Data listing =
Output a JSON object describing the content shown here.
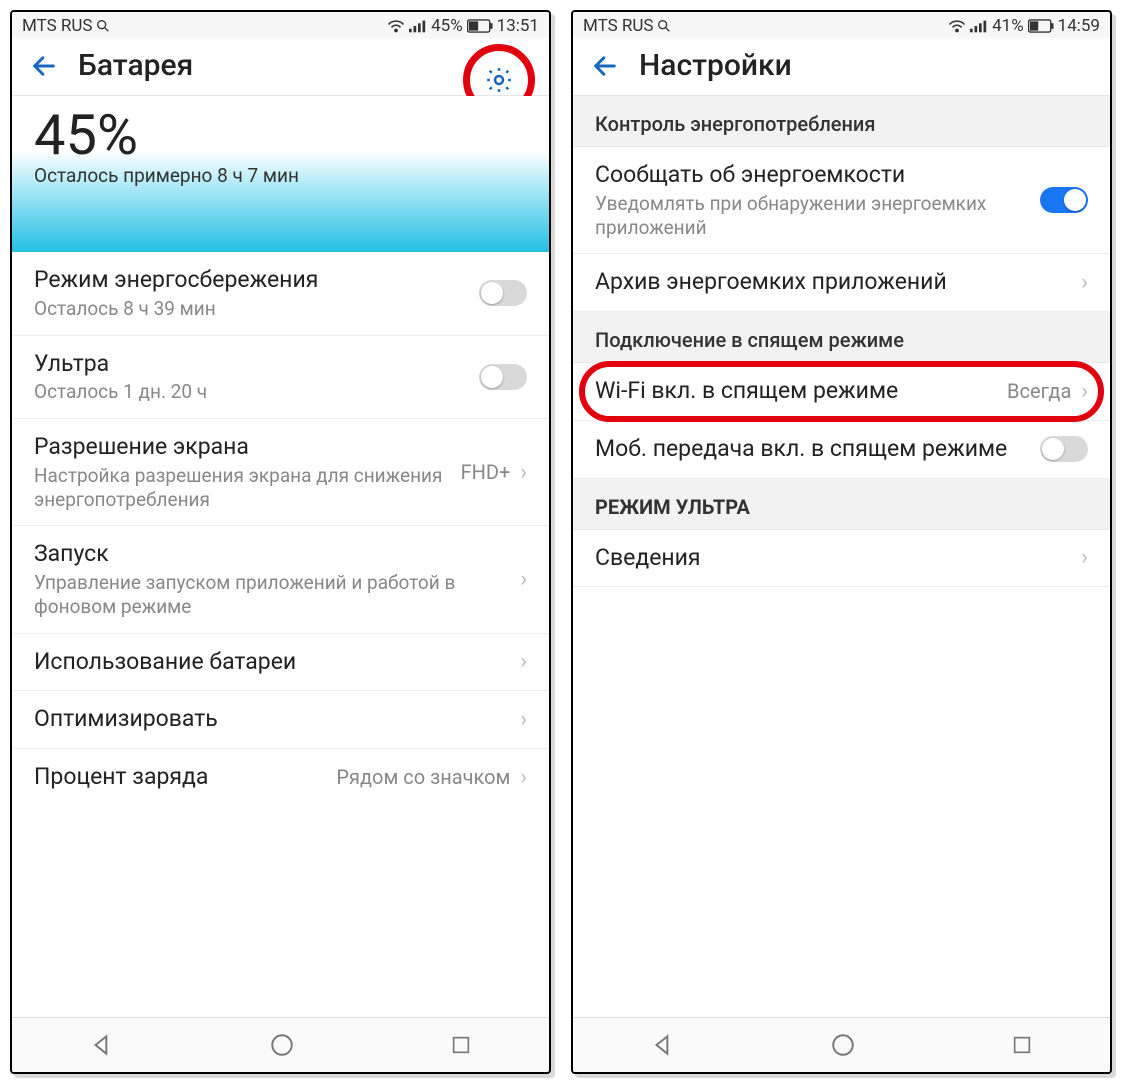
{
  "left": {
    "status": {
      "carrier": "MTS RUS",
      "battery_pct": "45%",
      "time": "13:51"
    },
    "header": {
      "title": "Батарея"
    },
    "hero": {
      "percent": "45%",
      "remaining": "Осталось примерно 8 ч 7 мин"
    },
    "rows": {
      "psave": {
        "title": "Режим энергосбережения",
        "sub": "Осталось 8 ч 39 мин"
      },
      "ultra": {
        "title": "Ультра",
        "sub": "Осталось 1 дн. 20 ч"
      },
      "res": {
        "title": "Разрешение экрана",
        "sub": "Настройка разрешения экрана для снижения энергопотребления",
        "value": "FHD+"
      },
      "launch": {
        "title": "Запуск",
        "sub": "Управление запуском приложений и работой в фоновом режиме"
      },
      "usage": {
        "title": "Использование батареи"
      },
      "opt": {
        "title": "Оптимизировать"
      },
      "pct": {
        "title": "Процент заряда",
        "value": "Рядом со значком"
      }
    }
  },
  "right": {
    "status": {
      "carrier": "MTS RUS",
      "battery_pct": "41%",
      "time": "14:59"
    },
    "header": {
      "title": "Настройки"
    },
    "sections": {
      "s1": "Контроль энергопотребления",
      "s2": "Подключение в спящем режиме",
      "s3": "РЕЖИМ УЛЬТРА"
    },
    "rows": {
      "notify": {
        "title": "Сообщать об энергоемкости",
        "sub": "Уведомлять при обнаружении энергоемких приложений"
      },
      "archive": {
        "title": "Архив энергоемких приложений"
      },
      "wifi": {
        "title": "Wi-Fi вкл. в спящем режиме",
        "value": "Всегда"
      },
      "mobile": {
        "title": "Моб. передача вкл. в спящем режиме"
      },
      "info": {
        "title": "Сведения"
      }
    }
  }
}
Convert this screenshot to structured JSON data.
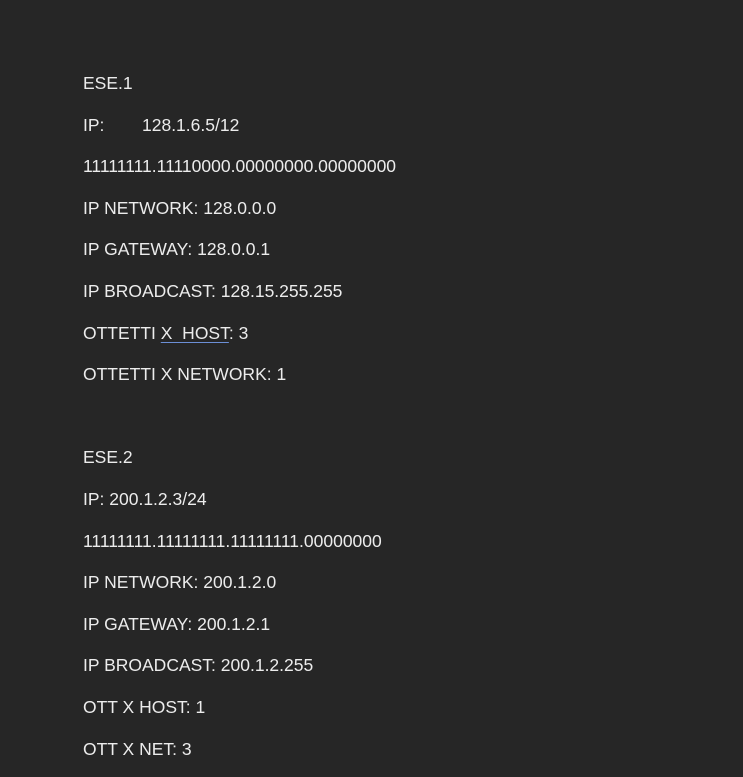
{
  "exercises": [
    {
      "title": "ESE.1",
      "ip_label": "IP:",
      "ip_value": "128.1.6.5/12",
      "mask_binary": "11111111.11110000.00000000.00000000",
      "network": "IP NETWORK: 128.0.0.0",
      "gateway": "IP GATEWAY: 128.0.0.1",
      "broadcast": "IP BROADCAST: 128.15.255.255",
      "host_octets_prefix": "OTTETTI ",
      "host_octets_flagged": "X  HOST",
      "host_octets_suffix": ": 3",
      "network_octets": "OTTETTI X NETWORK: 1"
    },
    {
      "title": "ESE.2",
      "ip": "IP: 200.1.2.3/24",
      "mask_binary": "11111111.11111111.11111111.00000000",
      "network": "IP NETWORK: 200.1.2.0",
      "gateway": "IP GATEWAY: 200.1.2.1",
      "broadcast": "IP BROADCAST: 200.1.2.255",
      "host_octets": "OTT X HOST: 1",
      "network_octets": "OTT X NET: 3"
    }
  ]
}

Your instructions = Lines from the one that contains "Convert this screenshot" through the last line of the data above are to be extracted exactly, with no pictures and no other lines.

Task solution =
Convert this screenshot to structured JSON data.
{
  "exercises": [
    {
      "title": "ESE.1",
      "ip_label": "IP:",
      "ip_value": "128.1.6.5/12",
      "mask_binary": "11111111.11110000.00000000.00000000",
      "network": "IP NETWORK: 128.0.0.0",
      "gateway": "IP GATEWAY: 128.0.0.1",
      "broadcast": "IP BROADCAST: 128.15.255.255",
      "host_octets_prefix": "OTTETTI ",
      "host_octets_flagged": "X  HOST",
      "host_octets_suffix": ": 3",
      "network_octets": "OTTETTI X NETWORK: 1"
    },
    {
      "title": "ESE.2",
      "ip": "IP: 200.1.2.3/24",
      "mask_binary": "11111111.11111111.11111111.00000000",
      "network": "IP NETWORK: 200.1.2.0",
      "gateway": "IP GATEWAY: 200.1.2.1",
      "broadcast": "IP BROADCAST: 200.1.2.255",
      "host_octets": "OTT X HOST: 1",
      "network_octets": "OTT X NET: 3"
    }
  ]
}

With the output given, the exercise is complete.